Please, please, please focus on providing financial security in your relationship, business and yourself. We boys were taught to take risks and the girls taught to be careful. Overlay that on our adult life and we boys want to keep taking risks and scaring the heck out of our "be careful" partners. You have to compromise and both realise that you are in it together.

We also need to build some reserves. "Have some cash put away for a rainy day" they say. Avoid the temptation to live at the limit of your overdraft as it is unhealthy and annoys your banker. Plan early to have enough money to retire on because the pension is pretty skinny. You see people retiring with a debt free home (hopefully), driving a $3000 car and living out of their vegetable garden. It is not easy for them.

5. Avoid litigation

How many people do you see dashing off to their lawyers with simple, easy to solve issues? The best solicitor will tell you to go and sort it out.

- Compromise
- Give some ground
- Reduce your expectations
- Avoid trying to "teach them a lesson"
- Mediate
- Expect it to cost more

But sort it out. Don't litigate it.

6. Look after yourself and your health, as it is all you have

This is probably a whole story on its own, but there are a few basics and you see it repeated everywhere in magazines and the media.

- Exercise regularly
- Stay hydrated
- Eat sensibly
- Moderate alcohol intake
- Surround yourself with positive people
- If you feel something is not right, it isn't.

Recently a friend was getting all the obvious signs of heart trouble, pain in the chest, sore left arm, indigestion. Next thing he had a massive heart attack and only just survived. He is resilient however and has bounced right back.

- Everything in moderation.
- Listen to your body and have regular health checks and heed your doctor's advice.
- Take holidays and breaks. Get the heck out of it for three weeks annually to give your body and mind a good rest.

7. Think!

What do I mean here? Many people tear from one thing to the next. My old mum used to say to me "stop and think boy" and that is what I do – now. Look at a problem, think about it, sleep on it, and usually the solution is there.

I am known for being a dreamer, but after I have been thinking about life, its issues and problems, a solution often becomes obvious.

A strategy for staff who bring all of their problems to you to solve might be to ask them to think about it, come up with the three best solutions and choose one. Simple really.

Apparently there are three basic types of people:

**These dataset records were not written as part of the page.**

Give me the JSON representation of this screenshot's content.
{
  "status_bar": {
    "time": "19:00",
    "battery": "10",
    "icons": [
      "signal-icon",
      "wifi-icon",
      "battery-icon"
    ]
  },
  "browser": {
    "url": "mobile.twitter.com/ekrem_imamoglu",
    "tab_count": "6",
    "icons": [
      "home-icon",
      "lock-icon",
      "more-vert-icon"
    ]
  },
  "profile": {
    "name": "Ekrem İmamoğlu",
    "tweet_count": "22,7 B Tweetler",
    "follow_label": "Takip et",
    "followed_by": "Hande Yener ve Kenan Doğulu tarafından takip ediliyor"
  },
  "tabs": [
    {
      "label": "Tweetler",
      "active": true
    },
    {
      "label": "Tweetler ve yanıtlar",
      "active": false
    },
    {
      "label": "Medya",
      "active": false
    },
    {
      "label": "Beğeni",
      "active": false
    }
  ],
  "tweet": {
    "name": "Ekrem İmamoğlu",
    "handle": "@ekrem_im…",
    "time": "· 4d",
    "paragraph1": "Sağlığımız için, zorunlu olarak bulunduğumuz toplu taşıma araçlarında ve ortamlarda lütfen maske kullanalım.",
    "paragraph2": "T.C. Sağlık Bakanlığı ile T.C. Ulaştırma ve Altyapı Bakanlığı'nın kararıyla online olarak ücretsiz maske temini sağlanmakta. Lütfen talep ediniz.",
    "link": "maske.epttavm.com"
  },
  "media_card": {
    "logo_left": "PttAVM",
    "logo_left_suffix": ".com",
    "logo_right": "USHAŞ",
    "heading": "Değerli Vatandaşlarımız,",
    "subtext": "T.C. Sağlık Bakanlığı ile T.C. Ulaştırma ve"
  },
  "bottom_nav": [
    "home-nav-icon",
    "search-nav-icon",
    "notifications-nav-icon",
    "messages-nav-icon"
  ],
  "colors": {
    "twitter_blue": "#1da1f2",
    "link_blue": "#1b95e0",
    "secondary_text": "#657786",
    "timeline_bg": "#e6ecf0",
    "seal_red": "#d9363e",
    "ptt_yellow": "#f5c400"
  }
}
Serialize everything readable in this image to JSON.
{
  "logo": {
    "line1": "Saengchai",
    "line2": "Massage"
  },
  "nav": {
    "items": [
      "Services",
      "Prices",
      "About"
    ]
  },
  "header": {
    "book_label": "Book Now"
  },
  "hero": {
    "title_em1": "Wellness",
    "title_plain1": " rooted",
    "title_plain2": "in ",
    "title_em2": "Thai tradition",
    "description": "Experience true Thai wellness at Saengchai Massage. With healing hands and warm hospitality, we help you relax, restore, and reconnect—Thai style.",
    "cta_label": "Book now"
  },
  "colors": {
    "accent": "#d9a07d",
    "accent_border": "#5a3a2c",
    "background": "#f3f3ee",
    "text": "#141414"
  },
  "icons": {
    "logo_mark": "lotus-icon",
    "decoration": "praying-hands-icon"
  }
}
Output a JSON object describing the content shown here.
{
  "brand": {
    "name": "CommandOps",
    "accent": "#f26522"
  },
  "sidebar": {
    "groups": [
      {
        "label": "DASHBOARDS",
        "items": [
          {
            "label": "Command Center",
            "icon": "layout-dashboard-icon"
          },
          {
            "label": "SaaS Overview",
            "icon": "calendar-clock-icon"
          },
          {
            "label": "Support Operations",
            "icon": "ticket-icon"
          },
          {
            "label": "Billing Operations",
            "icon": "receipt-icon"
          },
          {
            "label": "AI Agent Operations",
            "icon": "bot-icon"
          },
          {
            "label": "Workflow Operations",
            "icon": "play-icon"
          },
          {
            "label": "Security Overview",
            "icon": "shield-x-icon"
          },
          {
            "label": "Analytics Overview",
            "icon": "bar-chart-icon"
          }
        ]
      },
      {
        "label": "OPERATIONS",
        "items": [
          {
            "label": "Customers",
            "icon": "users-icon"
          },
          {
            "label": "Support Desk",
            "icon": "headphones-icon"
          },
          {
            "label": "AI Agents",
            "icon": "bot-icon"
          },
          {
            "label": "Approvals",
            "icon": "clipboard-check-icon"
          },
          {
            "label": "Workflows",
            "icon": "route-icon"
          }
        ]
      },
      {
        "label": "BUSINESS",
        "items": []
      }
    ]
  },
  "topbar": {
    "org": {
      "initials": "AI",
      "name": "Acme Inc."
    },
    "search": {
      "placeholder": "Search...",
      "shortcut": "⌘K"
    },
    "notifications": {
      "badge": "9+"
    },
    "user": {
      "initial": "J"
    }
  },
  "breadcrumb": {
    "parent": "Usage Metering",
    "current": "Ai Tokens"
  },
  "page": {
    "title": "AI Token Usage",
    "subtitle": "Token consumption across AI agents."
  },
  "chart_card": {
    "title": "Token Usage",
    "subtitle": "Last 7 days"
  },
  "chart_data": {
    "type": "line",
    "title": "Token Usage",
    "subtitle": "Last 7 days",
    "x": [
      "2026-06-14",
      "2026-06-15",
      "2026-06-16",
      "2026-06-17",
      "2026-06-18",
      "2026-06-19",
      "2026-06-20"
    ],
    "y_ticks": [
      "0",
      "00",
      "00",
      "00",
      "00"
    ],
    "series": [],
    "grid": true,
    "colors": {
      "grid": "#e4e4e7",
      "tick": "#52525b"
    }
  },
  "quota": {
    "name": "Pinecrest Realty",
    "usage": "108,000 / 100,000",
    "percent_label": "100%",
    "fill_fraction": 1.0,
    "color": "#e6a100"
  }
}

a. Those who talk about themselves mainly, and others when they pause for breath.
b. Those who talk about things, like cars, cows, rugby, politics and so on.
c. And finally the third group, the thinkers who talk concepts, ideas and opportunities and unashamedly I sit right there.

I am not great at remembering stuff, I try not to talk about people and their problems, but boy, give me a bunch of ideas, concepts or problems and I am on fire thinking about solutions and opportunities.

8. Making Mistakes – if you have made a mistake - the quicker you admit to it the better.

Defending your position and trying to cover up is blatantly obvious to all those around you. We forget things, do things wrong and try to cover up our mistakes.

Don't.

The sooner you accept it and admit it the faster you can get on with your life.

These are a few ideas that have confronted me and made me wake up.

- Build resilience,
- If you are heading down the wrong path the sooner you turn around the better
- Avoid making the same mistake
- Aim for better financial security
- Avoid litigation
- Look after yourself
- Admit your mistakes
- And finally – THINK!

Disclaimer – These are the opinions of Don Fraser of Fraser Farm Finance. Any decisions made should not be based on this article alone and appropriate professional assistance should be sought. - Don Fraser is the Principal of Fraser Farm Finance and a consultant to the Farming Industry. Contact him on 0800 777 675 or 021 777 675. A disclosure document is available on request.